#### The problem
Your answer must be an exact copy of the entries below, with every picture removed.

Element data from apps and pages
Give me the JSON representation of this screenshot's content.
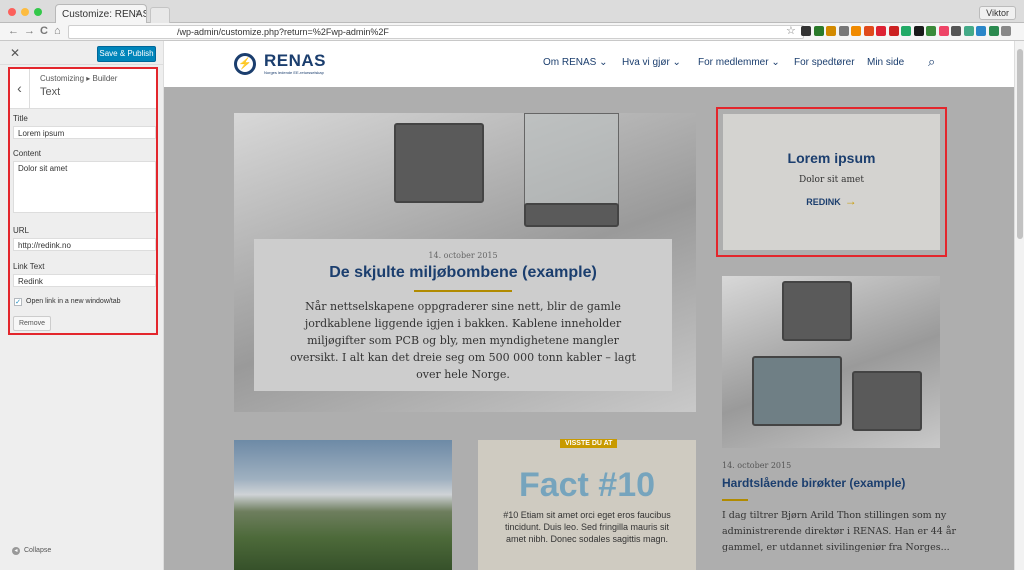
{
  "browser": {
    "tab_title": "Customize: RENAS AS",
    "tab_close": "×",
    "user": "Viktor",
    "url": "/wp-admin/customize.php?return=%2Fwp-admin%2F",
    "back": "←",
    "forward": "→",
    "reload": "C",
    "home": "⌂",
    "star": "☆",
    "extension_colors": [
      "#333",
      "#2a7a2a",
      "#d28a00",
      "#777",
      "#f08a00",
      "#e04a1c",
      "#d23",
      "#c22",
      "#2a6",
      "#1a1a1a",
      "#3a8a3a",
      "#e46",
      "#555",
      "#4a8",
      "#2a86c8",
      "#2b8a4f",
      "#888"
    ]
  },
  "customizer": {
    "close_icon": "✕",
    "save_label": "Save & Publish",
    "breadcrumb": "Customizing ▸ Builder",
    "panel_title": "Text",
    "back_icon": "‹",
    "fields": {
      "title_label": "Title",
      "title_value": "Lorem ipsum",
      "content_label": "Content",
      "content_value": "Dolor sit amet",
      "url_label": "URL",
      "url_value": "http://redink.no",
      "link_text_label": "Link Text",
      "link_text_value": "Redink",
      "new_window_label": "Open link in a new window/tab",
      "new_window_checked": "✓"
    },
    "remove_label": "Remove",
    "collapse_label": "Collapse",
    "collapse_icon": "◂"
  },
  "site": {
    "logo_name": "RENAS",
    "logo_tagline": "Norges ledende EE-retursselskap",
    "logo_glyph": "⚡",
    "nav": [
      "Om RENAS ⌄",
      "Hva vi gjør ⌄",
      "For medlemmer ⌄",
      "For spedtører",
      "Min side"
    ],
    "search_icon": "⌕",
    "article1": {
      "date": "14. october 2015",
      "title": "De skjulte miljøbombene (example)",
      "body": "Når nettselskapene oppgraderer sine nett, blir de gamle jordkablene liggende igjen i bakken. Kablene inneholder miljøgifter som PCB og bly, men myndighetene mangler oversikt. I alt kan det dreie seg om 500 000 tonn kabler – lagt over hele Norge."
    },
    "widget": {
      "title": "Lorem ipsum",
      "body": "Dolor sit amet",
      "link": "REDINK",
      "arrow": "→"
    },
    "fact": {
      "badge": "VISSTE DU AT",
      "title": "Fact #10",
      "body": "#10 Etiam sit amet orci eget eros faucibus tincidunt. Duis leo. Sed fringilla mauris sit amet nibh. Donec sodales sagittis magn."
    },
    "article2": {
      "date": "14. october 2015",
      "title": "Hardtslående birøkter (example)",
      "body": "I dag tiltrer Bjørn Arild Thon stillingen som ny administrerende direktør i RENAS. Han er 44 år gammel, er utdannet sivilingeniør fra Norges..."
    }
  }
}
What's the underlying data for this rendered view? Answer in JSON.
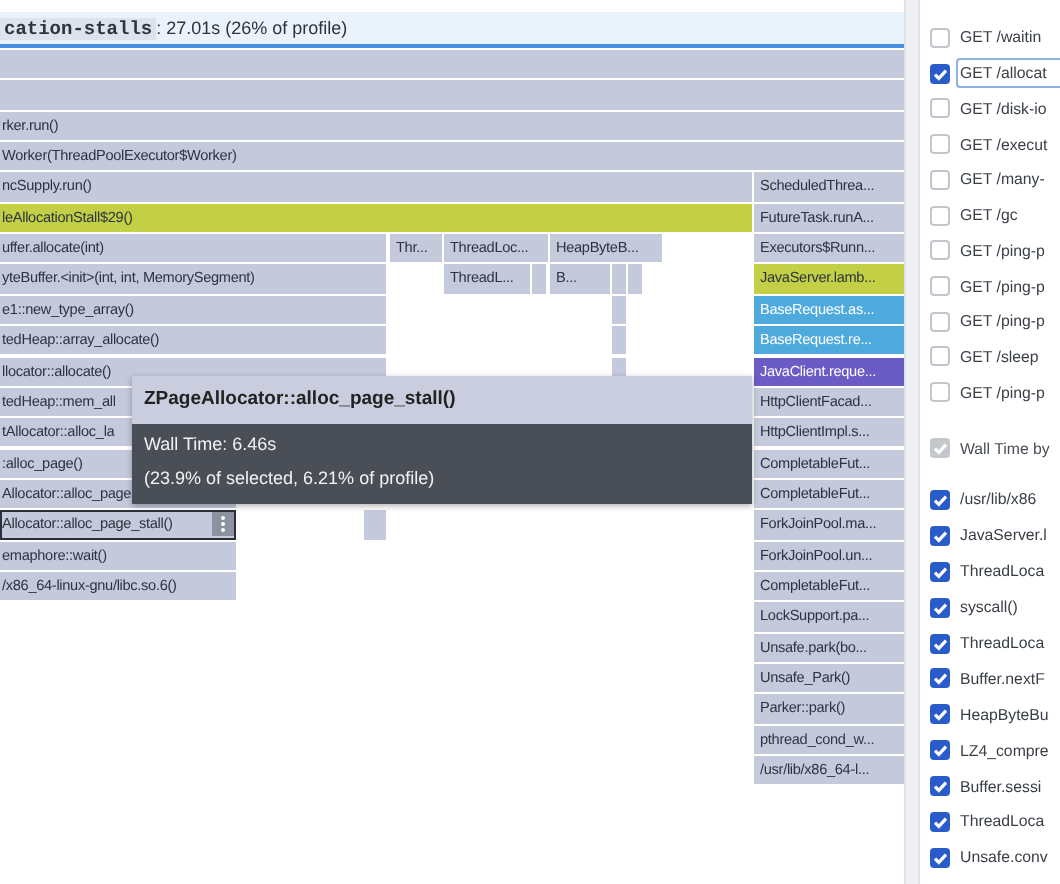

#### Answer
Give me the JSON representation of this screenshot's content.
{
  "browser": {
    "tab_title": "Customize: RENAS AS",
    "tab_close": "×",
    "user": "Viktor",
    "url": "/wp-admin/customize.php?return=%2Fwp-admin%2F",
    "back": "←",
    "forward": "→",
    "reload": "C",
    "home": "⌂",
    "star": "☆",
    "extension_colors": [
      "#333",
      "#2a7a2a",
      "#d28a00",
      "#777",
      "#f08a00",
      "#e04a1c",
      "#d23",
      "#c22",
      "#2a6",
      "#1a1a1a",
      "#3a8a3a",
      "#e46",
      "#555",
      "#4a8",
      "#2a86c8",
      "#2b8a4f",
      "#888"
    ]
  },
  "customizer": {
    "close_icon": "✕",
    "save_label": "Save & Publish",
    "breadcrumb": "Customizing ▸ Builder",
    "panel_title": "Text",
    "back_icon": "‹",
    "fields": {
      "title_label": "Title",
      "title_value": "Lorem ipsum",
      "content_label": "Content",
      "content_value": "Dolor sit amet",
      "url_label": "URL",
      "url_value": "http://redink.no",
      "link_text_label": "Link Text",
      "link_text_value": "Redink",
      "new_window_label": "Open link in a new window/tab",
      "new_window_checked": "✓"
    },
    "remove_label": "Remove",
    "collapse_label": "Collapse",
    "collapse_icon": "◂"
  },
  "site": {
    "logo_name": "RENAS",
    "logo_tagline": "Norges ledende EE-retursselskap",
    "logo_glyph": "⚡",
    "nav": [
      "Om RENAS ⌄",
      "Hva vi gjør ⌄",
      "For medlemmer ⌄",
      "For spedtører",
      "Min side"
    ],
    "search_icon": "⌕",
    "article1": {
      "date": "14. october 2015",
      "title": "De skjulte miljøbombene (example)",
      "body": "Når nettselskapene oppgraderer sine nett, blir de gamle jordkablene liggende igjen i bakken. Kablene inneholder miljøgifter som PCB og bly, men myndighetene mangler oversikt. I alt kan det dreie seg om 500 000 tonn kabler – lagt over hele Norge."
    },
    "widget": {
      "title": "Lorem ipsum",
      "body": "Dolor sit amet",
      "link": "REDINK",
      "arrow": "→"
    },
    "fact": {
      "badge": "VISSTE DU AT",
      "title": "Fact #10",
      "body": "#10 Etiam sit amet orci eget eros faucibus tincidunt. Duis leo. Sed fringilla mauris sit amet nibh. Donec sodales sagittis magn."
    },
    "article2": {
      "date": "14. october 2015",
      "title": "Hardtslående birøkter (example)",
      "body": "I dag tiltrer Bjørn Arild Thon stillingen som ny administrerende direktør i RENAS. Han er 44 år gammel, er utdannet sivilingeniør fra Norges..."
    }
  }
}
What's the underlying data for this rendered view? Answer in JSON.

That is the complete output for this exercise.